A new death due to COVID-19 has been confirmed in Clallam County, raising the total number of deaths in the county to 68 and 85 for the North Olympic Peninsula since the pandemic began.
The most recent death was a man in his 60s who was unvaccinated, said Dr. Allison Berry, health officer for Clallam and Jefferson counties.
Jefferson County did not record any new deaths Wednesday. The county has had 17 since the pandemic began.
Berry expressed condolences to the man’s family.
“I think there are many of us have luckily not had to see in person just how severe this illness can be,” Berry said.
“But, for those health care workers who have been working on the front lines, we’ve seen it too often how very desperate a situation can become for someone infected with this virus, even if they’re healthy, which was the case here.
“We don’t want to see this happen anymore here, especially when we’re talking about these young and healthy people. These are preventable deaths.”
Berry continues to urge all residents to get vaccinated for COVID-19 if they haven’t already.
Officials have started to provide the pediatric doses of Pfizer’s vaccine for children 5 to 11 years old.
Appointments are still available for the mass vaccination clinic put on by Jefferson County Public Health and Jefferson County Department of Emergency Management on Nov. 20 at Chimacum School District for 5- to 11-year-olds. They can be made by going to co.jefferson.wa.us/1429/COVID-19.
Vaccination clinic appointments for 5- to 11-year-olds in Clallam County are available through Olympic Medical Center from 8:30 a.m.-4 p.m. every Wednesday, Friday and Saturday at the Front Street Clinic, 901 E. Front St. in Port Angeles. Appointments can be made by calling 360-565-0999.
The state’s vaccination locator, at vaccinelocator.doh.wa.gov, lists pharmacies that offer the pediatric doses.
According to the latest data from the state Department of Health, 81.1 percent of the population 12 and older in Jefferson County have started vaccinations, with 77.3 percent fully vaccinated.
Of the entire population, 74.6 percent have begun vaccination and 71.1 percent are fully vaccinated, according to the state’s dashboard.
In Clallam County, 75.4 percent of the population 12 and older have started vaccinations, with 70.6 percent fully vaccinated.
Of the total population, 67 percent have begun vaccinations, with 62.7 percent fully vaccinated, according to the state’s dashboard.
Due to a processing error at the state level, Clallam County’s case rate and case totals were not able to be updated on Wednesday.

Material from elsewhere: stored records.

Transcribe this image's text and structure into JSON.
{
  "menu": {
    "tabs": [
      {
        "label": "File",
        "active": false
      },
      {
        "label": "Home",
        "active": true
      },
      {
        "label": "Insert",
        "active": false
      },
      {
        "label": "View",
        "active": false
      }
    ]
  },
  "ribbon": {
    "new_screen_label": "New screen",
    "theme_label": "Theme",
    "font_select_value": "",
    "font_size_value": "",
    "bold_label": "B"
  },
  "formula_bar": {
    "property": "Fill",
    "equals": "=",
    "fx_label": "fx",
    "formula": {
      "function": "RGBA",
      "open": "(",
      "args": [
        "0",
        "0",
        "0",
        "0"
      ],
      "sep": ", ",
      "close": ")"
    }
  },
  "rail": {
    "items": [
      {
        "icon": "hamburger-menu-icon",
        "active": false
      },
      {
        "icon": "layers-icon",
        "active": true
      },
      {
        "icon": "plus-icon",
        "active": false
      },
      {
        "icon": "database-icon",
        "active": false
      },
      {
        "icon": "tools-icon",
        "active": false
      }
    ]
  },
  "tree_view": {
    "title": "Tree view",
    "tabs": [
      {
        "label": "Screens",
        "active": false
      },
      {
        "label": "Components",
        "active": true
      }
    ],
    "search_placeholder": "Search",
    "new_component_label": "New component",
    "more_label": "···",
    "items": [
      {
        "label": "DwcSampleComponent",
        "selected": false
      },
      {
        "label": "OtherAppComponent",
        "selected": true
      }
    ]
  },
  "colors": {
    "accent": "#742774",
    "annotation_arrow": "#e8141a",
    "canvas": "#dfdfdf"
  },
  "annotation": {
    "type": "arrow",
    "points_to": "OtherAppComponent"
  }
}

Berry expects the updated data will be fixed today.
That may mean the overall case numbers will appear to have a larger spike than what’s been seen on average, because data from two days will be compiled, she said.
The updated case rate, however, will not be affected by the later recording, as it is compiled from testing date, not reporting, Berry said.
On Tuesday, Clallam County had a total of 5,050 cases confirmed since the start of the pandemic and the county had a case rate of 292 per 100,000 population for the past two weeks, according to county public health data.
Jefferson County’s data was updated, as many of the COVID-19 tests were from rapid antigen tests, which are recorded directly to the county. There were seven new cases added Wednesday, raising the county’s total to 1,209 since the pandemic began, according to county public health data.
In Jefferson County, health officials recorded about 181.82 cases per 100,000 for the two weeks prior as of Nov. 3. Before that, the county had 250.78 cases per 100,000 for the two weeks prior as of Oct. 27.